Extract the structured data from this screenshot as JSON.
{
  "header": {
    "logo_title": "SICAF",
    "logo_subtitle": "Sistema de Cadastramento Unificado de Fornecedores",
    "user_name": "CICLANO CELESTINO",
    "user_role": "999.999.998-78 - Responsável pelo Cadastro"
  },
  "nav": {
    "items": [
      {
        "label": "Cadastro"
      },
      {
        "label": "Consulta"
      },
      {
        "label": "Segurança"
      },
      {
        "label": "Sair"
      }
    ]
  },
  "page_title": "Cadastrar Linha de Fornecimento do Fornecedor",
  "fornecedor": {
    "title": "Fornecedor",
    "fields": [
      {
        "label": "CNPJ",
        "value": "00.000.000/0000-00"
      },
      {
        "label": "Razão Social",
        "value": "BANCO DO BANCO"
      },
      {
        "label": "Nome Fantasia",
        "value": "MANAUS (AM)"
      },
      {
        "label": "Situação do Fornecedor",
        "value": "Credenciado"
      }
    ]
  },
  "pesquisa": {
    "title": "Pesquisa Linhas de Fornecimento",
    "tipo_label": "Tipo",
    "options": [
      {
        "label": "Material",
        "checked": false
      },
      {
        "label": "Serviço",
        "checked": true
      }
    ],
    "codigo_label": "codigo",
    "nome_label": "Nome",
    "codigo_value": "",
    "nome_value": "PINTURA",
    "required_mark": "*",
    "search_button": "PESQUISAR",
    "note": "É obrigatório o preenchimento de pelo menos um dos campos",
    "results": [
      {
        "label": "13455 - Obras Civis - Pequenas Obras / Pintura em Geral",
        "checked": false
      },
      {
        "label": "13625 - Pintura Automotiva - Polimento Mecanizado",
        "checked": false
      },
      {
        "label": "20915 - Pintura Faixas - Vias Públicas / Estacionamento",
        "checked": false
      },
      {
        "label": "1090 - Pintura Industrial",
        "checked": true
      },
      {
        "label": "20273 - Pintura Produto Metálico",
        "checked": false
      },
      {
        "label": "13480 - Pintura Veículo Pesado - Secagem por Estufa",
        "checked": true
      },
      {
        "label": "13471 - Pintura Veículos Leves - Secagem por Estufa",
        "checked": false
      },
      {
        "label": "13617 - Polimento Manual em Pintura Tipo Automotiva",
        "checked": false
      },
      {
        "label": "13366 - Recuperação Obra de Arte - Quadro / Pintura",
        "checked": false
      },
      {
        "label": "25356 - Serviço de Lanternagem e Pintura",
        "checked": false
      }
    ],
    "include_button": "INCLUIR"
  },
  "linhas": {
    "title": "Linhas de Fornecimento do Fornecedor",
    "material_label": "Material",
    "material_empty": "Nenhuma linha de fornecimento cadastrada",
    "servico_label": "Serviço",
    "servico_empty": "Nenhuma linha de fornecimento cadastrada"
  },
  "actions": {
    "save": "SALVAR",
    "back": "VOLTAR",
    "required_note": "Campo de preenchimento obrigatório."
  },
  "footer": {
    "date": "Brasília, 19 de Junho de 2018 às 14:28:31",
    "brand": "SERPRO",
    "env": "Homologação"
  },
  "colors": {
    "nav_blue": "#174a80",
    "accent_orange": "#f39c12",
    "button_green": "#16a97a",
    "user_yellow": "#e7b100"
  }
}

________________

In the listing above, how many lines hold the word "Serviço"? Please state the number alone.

3